Now, many could be wondering what the hell the Inhumans are and how many superheroes Marvel actually has, they could end up being one of your favorite superhero teams (they have a dog!). Here are four things you should know about the Inhumans ahead of the show's release.
It was going to be a movie, which could've been clunky.
One of the reasons the Inhumans TV series announcement was a bit of a surprise is that the heroes were originally going to star in their own film. It was pegged for a 2018 release date, and given Marvel's vague updates on the film going into 2016, it certainly seemed like something was amiss.
It turns out they'd rather bring the Inhumans together as a TV series, which might make more sense. An Inhumans movie — depending on how many Inhumans they actually use — could've been clunky. Essentially, there'd be too many characters to introduce and develop in the length of a film.
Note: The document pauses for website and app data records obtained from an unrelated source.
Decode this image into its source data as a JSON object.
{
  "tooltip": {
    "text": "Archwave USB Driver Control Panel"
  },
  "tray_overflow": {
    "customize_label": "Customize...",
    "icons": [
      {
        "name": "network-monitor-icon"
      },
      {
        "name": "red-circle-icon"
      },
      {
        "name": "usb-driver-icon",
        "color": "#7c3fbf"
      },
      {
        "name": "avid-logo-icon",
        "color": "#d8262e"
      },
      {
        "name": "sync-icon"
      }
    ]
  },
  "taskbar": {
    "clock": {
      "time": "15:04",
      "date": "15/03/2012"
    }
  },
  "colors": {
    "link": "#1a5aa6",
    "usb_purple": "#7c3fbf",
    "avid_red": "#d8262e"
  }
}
Granted, Marvel has made this work before; just look at The Avengers and X-Men franchises. But the key difference is that many Marvel fans, and casual comic book readers, know these mainstream superheroes quite well. The Inhumans are a lesser-known group, so giving them a TV show to fully flesh out their stories could be advantageous. Plus, if viewers aren't receptive to the heroes, ABC could just cancel the show after one season.
They have been teased in Agents of S.H.I.E.LD.
Those among us who watch Agents of S.H.I.E.LD. would've already seen the Inhumans featured in the series — though the subplot had a mixed reception. They didn't bring the main heroes of the Inhumans, called the Inhuman Royal Family, instead teasing that these new beings exist in the show's canon.
This is because the Inhumans don't refer to a superhero team, but rather superpowered beings who are, basically, the result of an alien race experimenting on early, primitive humans (the alien race was called the Kree, and the main villain in Guardians of the Galaxy, Ronan the Accuser, was a Kree).
While it's unclear if the Inhumans series will in any way affect Agents of S.H.I.E.L.D., it could open up an avenue for a crossover series, or at least a few episodes where they meet. But for now, this is all to be determined.
Are they an X-Men replacement? Yes and no.
One of the reasons some fans theorize Marvel is pushing its lesser-known heroes on TV and in the movies, like the Inhumans and the Guardians of the Galaxy, is because they want the X-Men franchise — to a certain extent — to fizzle out.
The reasoning behind this theory: 20th Century Fox still has the rights to the X-Men, and they've made (mostly good... and X-Men Origins: Wolverine) movies out of them.
"Building up the Inhumans theoretically allows Marvel to retain the value of mutants without paying Fox a tithe," Andrew Wheeler wrote for Comics Alliance. "The Inhumans are mutant sucralose ... The X-Men should face existential crises. But their biggest existential threat shouldn't come from Marvel executives who are apparently insensitive to what these characters represent."
Marvel fans shared these sentiments on the Twitterverse following the Inhumans TV series announcement.
Is one of the Inhumans an alien bulldog?
Good question. Of the Inhuman Royal Family, the fan favorite will undoubtedly be Lockjaw, an alien dog that can teleport. While Marvel hasn't announced which members of the Inhumans will be featured in the show — aside from Black Bolt and the royal family — we hope they include Lockjaw.
Seriously, he's so cute.